Editor's note: the author of this article is a member of the Grants Advisory Committee, which recommended the approval of a US$120,000 grant to Wikimedia Italy to host the conference, but he was inactive at the time of the application for conference funding.
Member of WMF Board will resign: Ting Chen – a Trustee since 2008, chair of the Board from 2010 until he was succeeded by Kat Walsh in July 2012, and a Wikimedian with more than 95,000 edits to the Chinese Wikipedia – has announced his intention to resign from the Board and apply for the executive director position that will soon be vacated by the departing Sue Gardner. In related news, the Board has amended its bylaws so that it may operate with fewer than nine members, and has asked for comment on this move on the resolution's talk page.
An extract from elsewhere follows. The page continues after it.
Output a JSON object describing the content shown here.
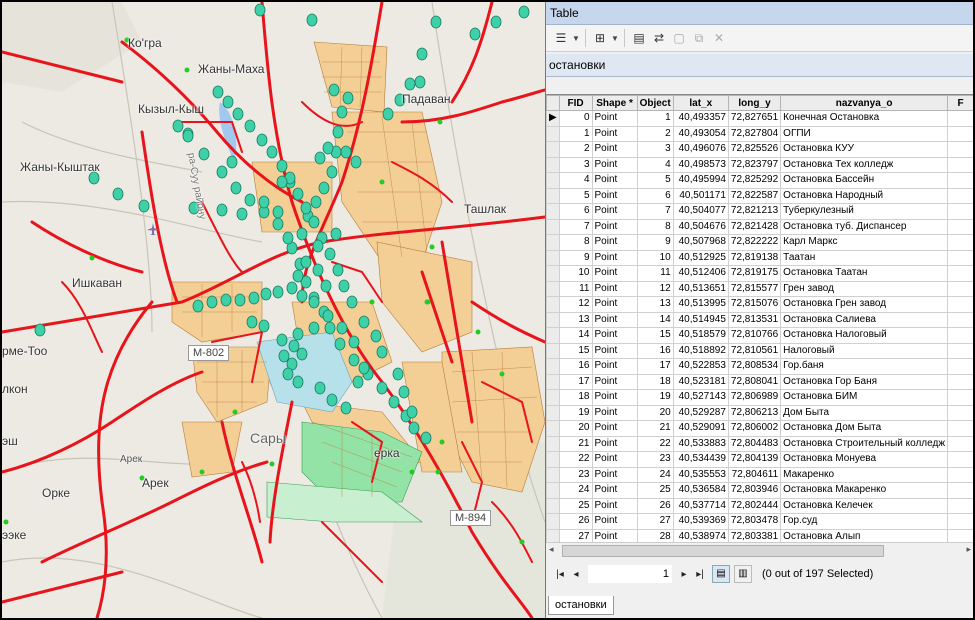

Wikidata defines its policies: Several requests for comment (RfCs) have been opened on Wikidata regarding important policies and guidelines, including oversighting and references, the latter being a strangely little-trafficked page despite its importance. In related news, the English Wikipedia is currently examining how much information the site will use and allow from Wikidata.
Wikimania Committee: A committee to assist in organising the annual Wikimania gathering, a long-term goal of conference organisers, has finally got off the ground with a proposal on Meta, the coordinating site for the Wikimedia Foundation, its projects, and the communities who edit them.
Chapter administration costs: Ashley Van Haeften, the recently departed chair of the Chapters Association, has begun a mailing-list discussion about the percentage of chapter funds that go towards administration rather than Wikimedia-related projects.
Musical notation: As reported on the English Wikipedia's Village Pump, the Wikimedia sites' interface can now render musical notation. Instructions on how to use it are located on Mediawiki. See also this week's Technology report.
UK-based Wikipedian-in-Residence: The National Library of Scotland is currently looking for a Wikipedian-in-Residence. The position will be full-time for four months in Edinburgh. A somewhat inaccurate BBC News article on the position has been published, along with stories in other British newspapers, while a full list of open Wikimedian-in-Residence positions is available.
Global Wikipedia Women Write-in: The Rewriting Wikipedia Project has announced that it will hold its first of a series of events addressing inequalities in Wikipedia on 26 April, focusing on the lack of information on women theorists on the English Wikipedia.